“If you have some ideas, or some pilot projects to be tested before mass manufacturing, you can send it to us and we will explain how to do it,” Havrylov said. “And in the end you will get the stamp, proved by the war in Ukraine. You will sell it easy.”
The deputy minister referenced unnamed startup companies already doing this, bringing not-yet-fielded products to Ukrainian procurement officials, especially anti-drone, anti-jamming technology.
“And they come back with a product that is competitive in the market now because it was tested in a combat zone,” he said.
Can’t say fairer than that.
Biden calls on Capitol Hill to ‘immediately’ pass legislation to avert rail shutdown
The pro-labor Democratic party is looking for 10 Senate Republicans to help them fuck rail workers by forcing a bad settlementon the four unions which have rejected the tentative agreement arrived at in September, thereby setting a new strike deadline which in theory should send the parties back to negotiations.
Biden, who has long claimed the mantle of a pro-labor warrior, said he hates to override the rail workers who voted against the settlement, but money talks and sometimes you just have to bow to it even while acknowledging other options.
The only question is how quickly the bill can come to the floor since any senator can object, dragging out the process and delaying a quick vote. Sources are watching Vermont Sen. Bernie Sanders closely to see if he upends an effort to get a quick vote. A Sanders spokesman declined to comment.

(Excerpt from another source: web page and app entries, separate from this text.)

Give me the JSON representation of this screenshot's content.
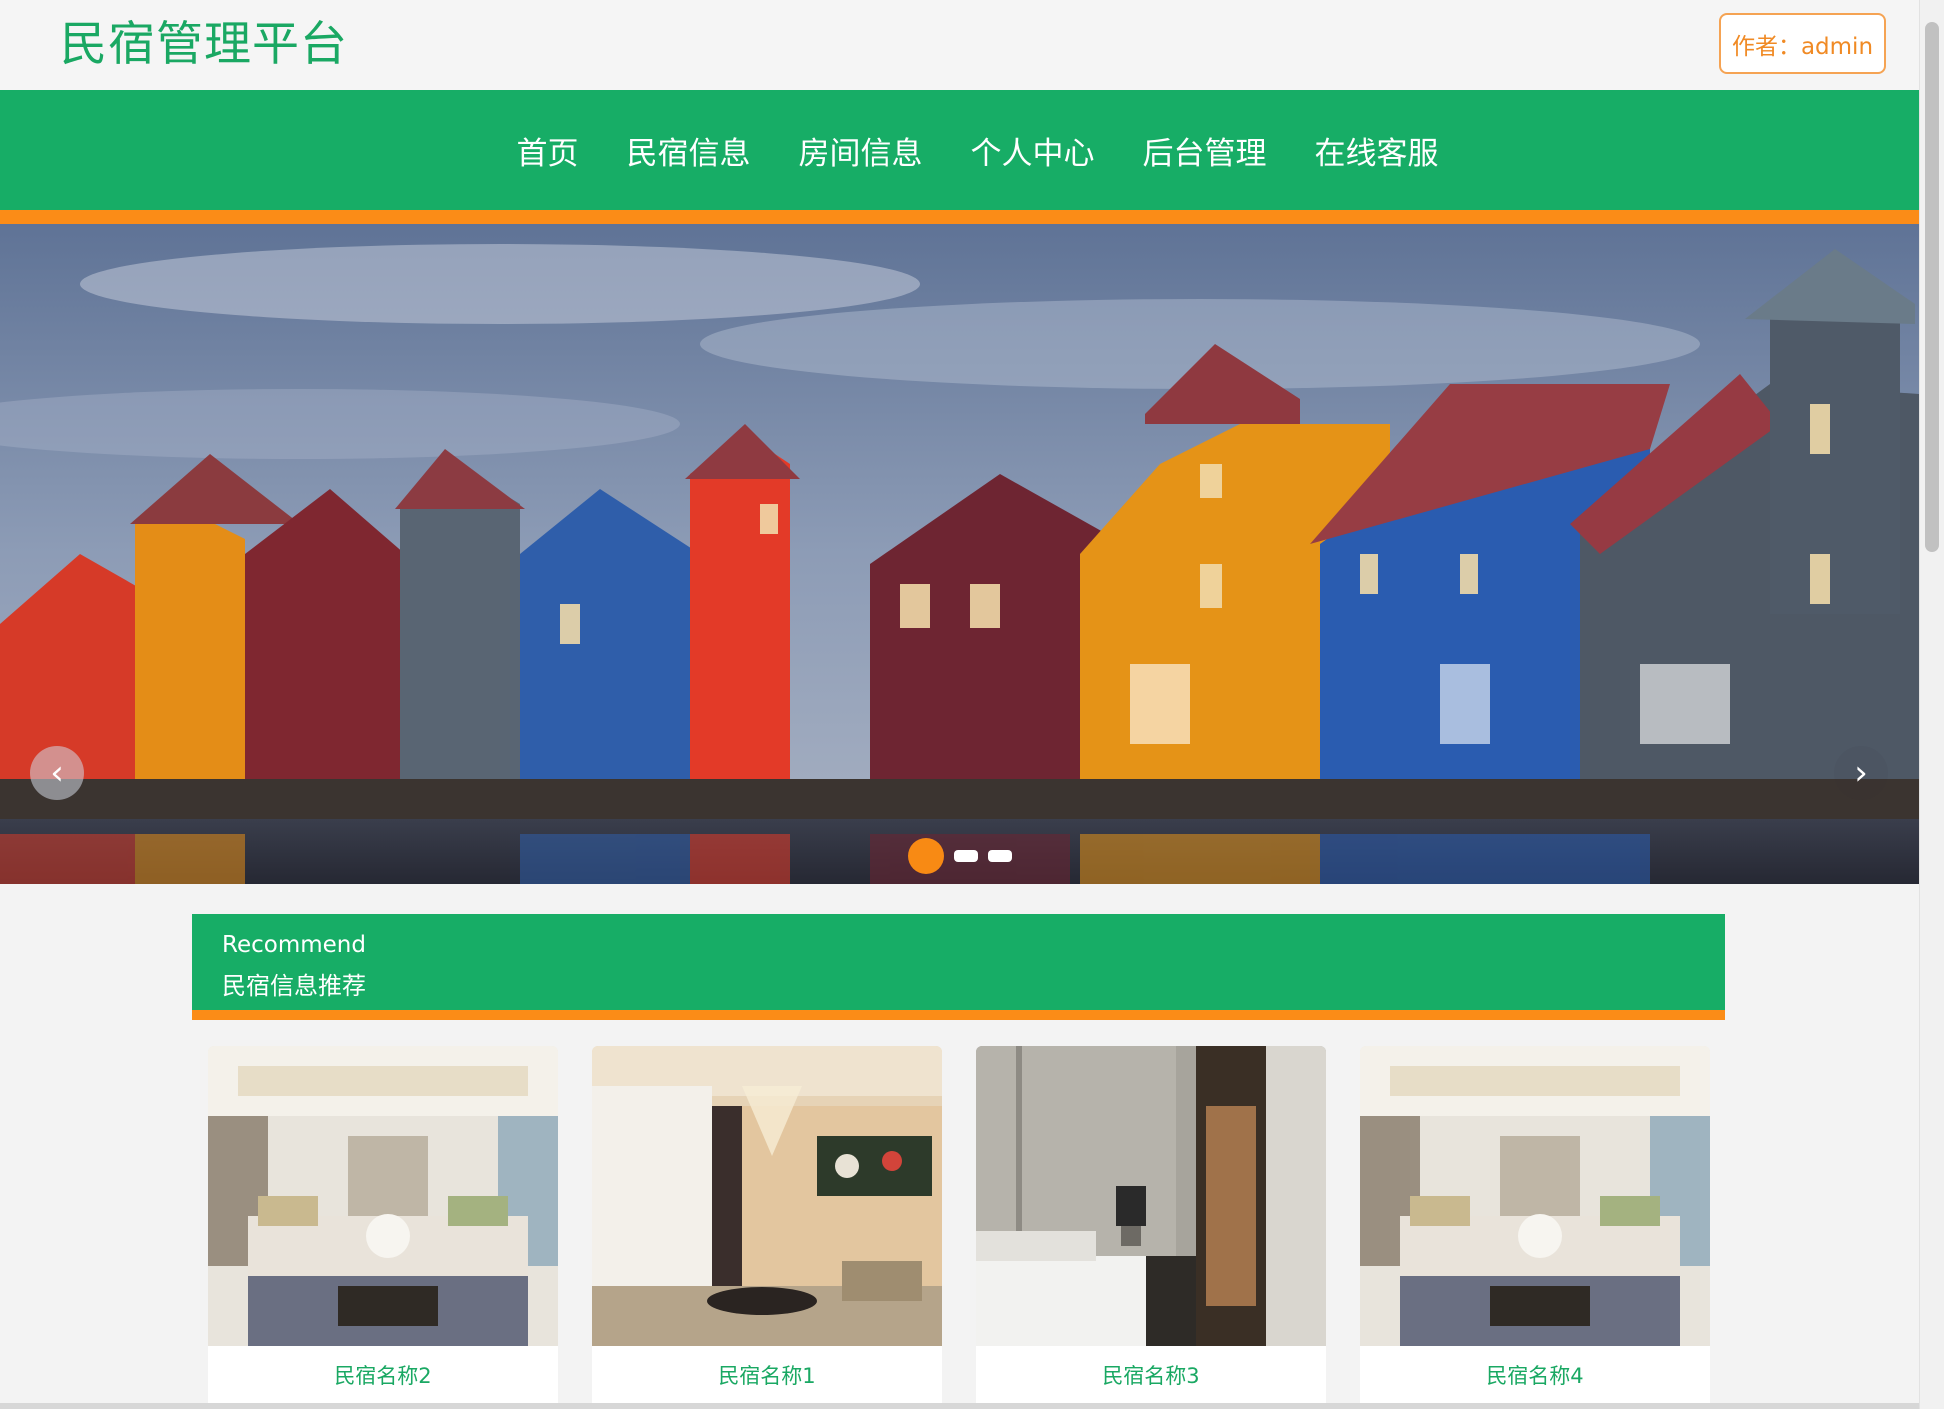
{
  "header": {
    "site_title": "民宿管理平台",
    "author_label": "作者：admin"
  },
  "nav": {
    "items": [
      {
        "label": "首页"
      },
      {
        "label": "民宿信息"
      },
      {
        "label": "房间信息"
      },
      {
        "label": "个人中心"
      },
      {
        "label": "后台管理"
      },
      {
        "label": "在线客服"
      }
    ]
  },
  "banner": {
    "image_desc": "colorful waterfront houses",
    "prev_icon": "chevron-left-icon",
    "next_icon": "chevron-right-icon",
    "slide_count": 3,
    "active_slide": 1
  },
  "recommend": {
    "title_en": "Recommend",
    "title_cn": "民宿信息推荐",
    "cards": [
      {
        "name": "民宿名称2"
      },
      {
        "name": "民宿名称1"
      },
      {
        "name": "民宿名称3"
      },
      {
        "name": "民宿名称4"
      }
    ]
  },
  "colors": {
    "brand_green": "#17ad66",
    "accent_orange": "#fb8c17",
    "background": "#f3f3f3"
  }
}
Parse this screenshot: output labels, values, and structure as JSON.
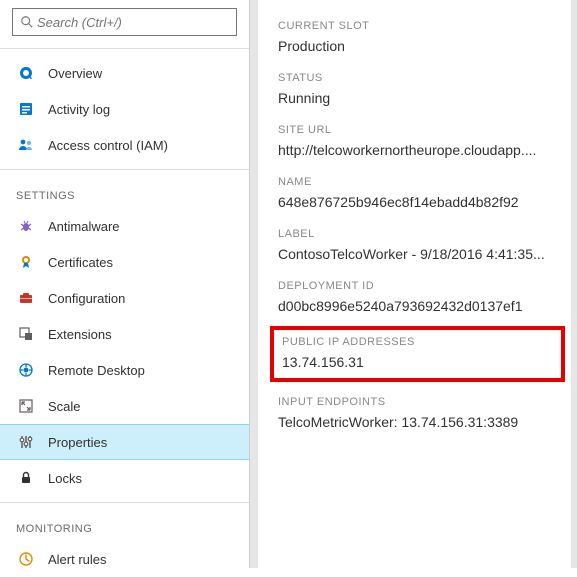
{
  "search": {
    "placeholder": "Search (Ctrl+/)"
  },
  "nav": {
    "top": [
      {
        "label": "Overview",
        "icon": "overview-icon"
      },
      {
        "label": "Activity log",
        "icon": "log-icon"
      },
      {
        "label": "Access control (IAM)",
        "icon": "access-icon"
      }
    ],
    "section_settings": "SETTINGS",
    "settings": [
      {
        "label": "Antimalware",
        "icon": "antimalware-icon"
      },
      {
        "label": "Certificates",
        "icon": "certificate-icon"
      },
      {
        "label": "Configuration",
        "icon": "configuration-icon"
      },
      {
        "label": "Extensions",
        "icon": "extensions-icon"
      },
      {
        "label": "Remote Desktop",
        "icon": "remote-icon"
      },
      {
        "label": "Scale",
        "icon": "scale-icon"
      },
      {
        "label": "Properties",
        "icon": "properties-icon",
        "selected": true
      },
      {
        "label": "Locks",
        "icon": "locks-icon"
      }
    ],
    "section_monitoring": "MONITORING",
    "monitoring": [
      {
        "label": "Alert rules",
        "icon": "alert-icon"
      }
    ]
  },
  "details": {
    "current_slot": {
      "label": "CURRENT SLOT",
      "value": "Production"
    },
    "status": {
      "label": "STATUS",
      "value": "Running"
    },
    "site_url": {
      "label": "SITE URL",
      "value": "http://telcoworkernortheurope.cloudapp...."
    },
    "name": {
      "label": "NAME",
      "value": "648e876725b946ec8f14ebadd4b82f92"
    },
    "label_field": {
      "label": "LABEL",
      "value": "ContosoTelcoWorker - 9/18/2016 4:41:35..."
    },
    "deployment_id": {
      "label": "DEPLOYMENT ID",
      "value": "d00bc8996e5240a793692432d0137ef1"
    },
    "public_ip": {
      "label": "PUBLIC IP ADDRESSES",
      "value": "13.74.156.31"
    },
    "input_endpoints": {
      "label": "INPUT ENDPOINTS",
      "value": "TelcoMetricWorker: 13.74.156.31:3389"
    }
  },
  "icons": {
    "color_blue": "#0078d4",
    "color_orange": "#d98f00",
    "color_gray": "#605e5c",
    "color_black": "#323130",
    "color_purple": "#8661c5"
  }
}
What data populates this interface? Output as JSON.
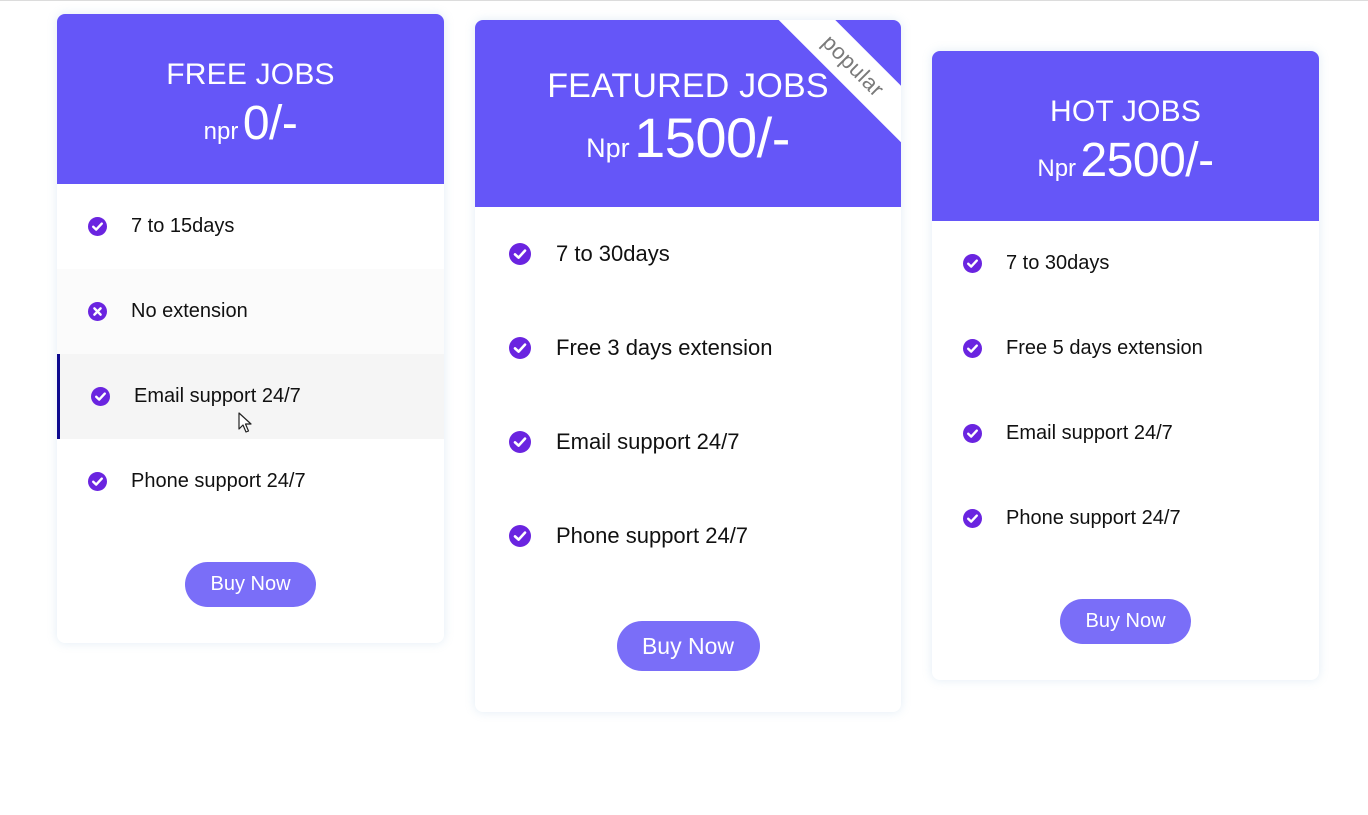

Congress can impose a contract on both parties or extend a negotiation “cooling-off period” to keep the railroads running and avert disruptions to interstate commerce under the Railway Labor Act of 1926. The main crux of the dispute between the railroads and their workers revolves around time off rules.
Calling himself a “proud pro-labor President,” Biden said in his Monday statement, “I am reluctant to override the ratification procedures and the views of those who voted against the agreement. But in this case – where the economic impact of a shutdown would hurt millions of other working people and families – I believe Congress must use its powers to adopt this deal.”
The opportunity exists for genuinely pro-labor Democrats to force an improved agreement on the rail companies, which have seen record profits this year, but one hesitates to predict that they’ll take it.
How a Great Country Falls Apart
The subject of this maybe paywalled Foreign Affairs article is the latter days of the Soviet Union, and the protagonist of it is Andrei Amalrik, a Russian writer who predicted with uncanny accuracy, from a vantage point in the late 1960s, the Soviet decline and eventual dissolution.
The author, Charles King, is a professor of International Affairs at the government functionary factory and sometime NCAA basketball power, Georgetown University. He takes what Amalrik, who died in 1980, so presciently wrote about the Soviets, and applies it to great powers generally. The lesson, he says, is that such powers inevitably reach a point of self-delusion so great that they effectively can’t function anymore.
Not to worry, though; we’ll probably rumble on for some while in our traditional post-WWII fog.
Saxophonist Barney Wilen, “Night in Tunisia;” Bryan Ferry & His Orchestra with the kinda Brechtian “Bitter-Sweet.”
That, comrades, is all we got. Be well, take care.